- _Interface dataset entries_
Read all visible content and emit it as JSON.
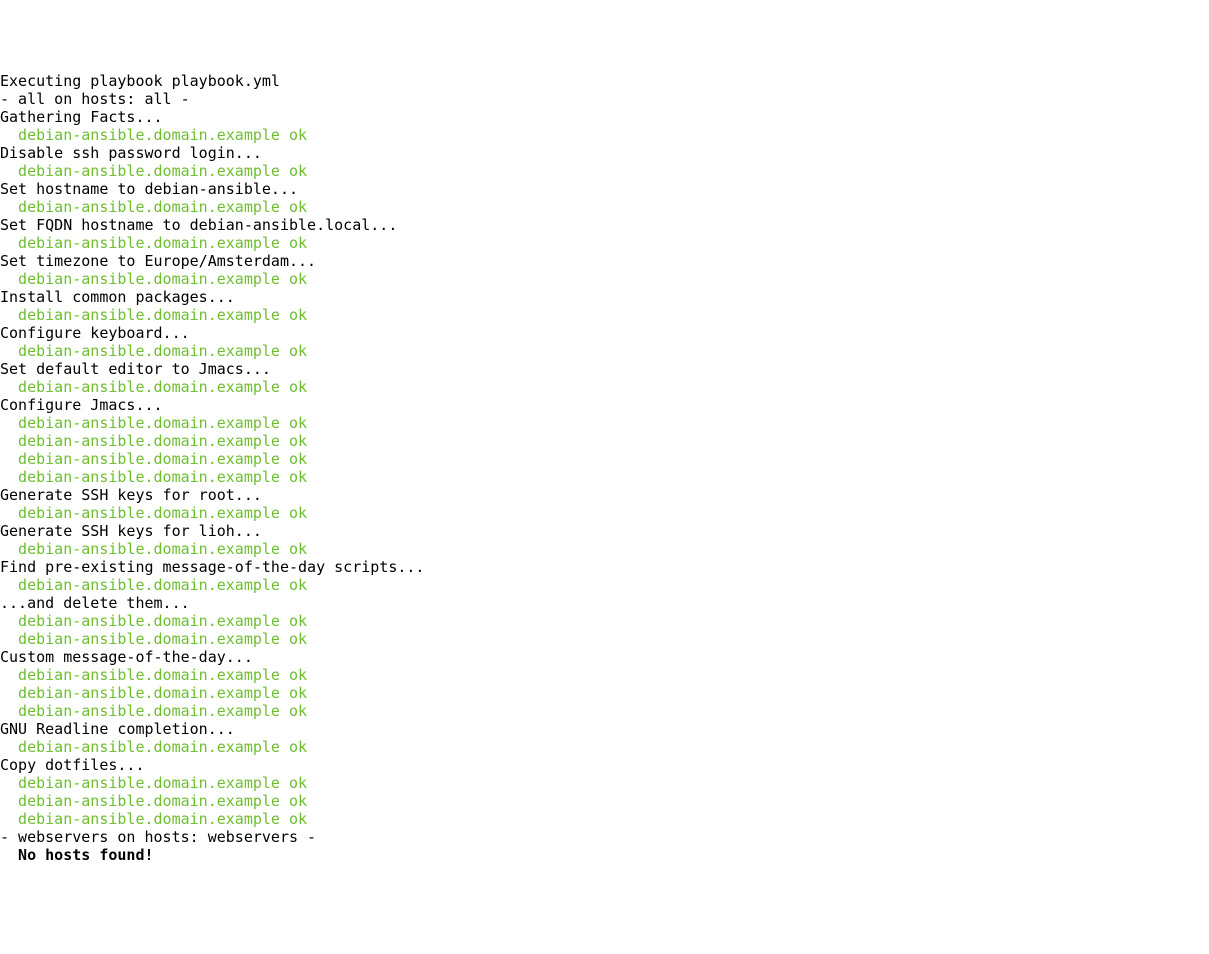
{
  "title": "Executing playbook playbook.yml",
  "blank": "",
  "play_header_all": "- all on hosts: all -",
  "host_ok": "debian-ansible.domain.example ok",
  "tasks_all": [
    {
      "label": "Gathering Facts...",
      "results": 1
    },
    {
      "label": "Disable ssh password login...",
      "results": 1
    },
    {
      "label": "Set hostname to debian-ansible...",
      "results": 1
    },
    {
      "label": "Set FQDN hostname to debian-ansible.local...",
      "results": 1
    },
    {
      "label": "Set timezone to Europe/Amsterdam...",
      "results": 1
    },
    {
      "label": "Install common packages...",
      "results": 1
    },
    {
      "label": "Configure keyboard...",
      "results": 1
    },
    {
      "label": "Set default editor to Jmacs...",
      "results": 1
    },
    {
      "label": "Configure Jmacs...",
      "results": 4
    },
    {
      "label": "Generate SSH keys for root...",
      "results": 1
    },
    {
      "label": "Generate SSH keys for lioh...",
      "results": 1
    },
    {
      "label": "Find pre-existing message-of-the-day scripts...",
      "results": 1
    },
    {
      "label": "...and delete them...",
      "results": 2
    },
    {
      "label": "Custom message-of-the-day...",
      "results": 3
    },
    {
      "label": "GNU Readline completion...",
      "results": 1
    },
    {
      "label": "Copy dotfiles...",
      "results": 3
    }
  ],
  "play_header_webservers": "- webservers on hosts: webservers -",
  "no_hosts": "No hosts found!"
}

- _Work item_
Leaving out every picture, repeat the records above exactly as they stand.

- _Answer to the exercise_
Read all visible content and emit it as JSON.
{
  "title": "Executing playbook playbook.yml",
  "blank": "",
  "play_header_all": "- all on hosts: all -",
  "host_ok": "debian-ansible.domain.example ok",
  "tasks_all": [
    {
      "label": "Gathering Facts...",
      "results": 1
    },
    {
      "label": "Disable ssh password login...",
      "results": 1
    },
    {
      "label": "Set hostname to debian-ansible...",
      "results": 1
    },
    {
      "label": "Set FQDN hostname to debian-ansible.local...",
      "results": 1
    },
    {
      "label": "Set timezone to Europe/Amsterdam...",
      "results": 1
    },
    {
      "label": "Install common packages...",
      "results": 1
    },
    {
      "label": "Configure keyboard...",
      "results": 1
    },
    {
      "label": "Set default editor to Jmacs...",
      "results": 1
    },
    {
      "label": "Configure Jmacs...",
      "results": 4
    },
    {
      "label": "Generate SSH keys for root...",
      "results": 1
    },
    {
      "label": "Generate SSH keys for lioh...",
      "results": 1
    },
    {
      "label": "Find pre-existing message-of-the-day scripts...",
      "results": 1
    },
    {
      "label": "...and delete them...",
      "results": 2
    },
    {
      "label": "Custom message-of-the-day...",
      "results": 3
    },
    {
      "label": "GNU Readline completion...",
      "results": 1
    },
    {
      "label": "Copy dotfiles...",
      "results": 3
    }
  ],
  "play_header_webservers": "- webservers on hosts: webservers -",
  "no_hosts": "No hosts found!"
}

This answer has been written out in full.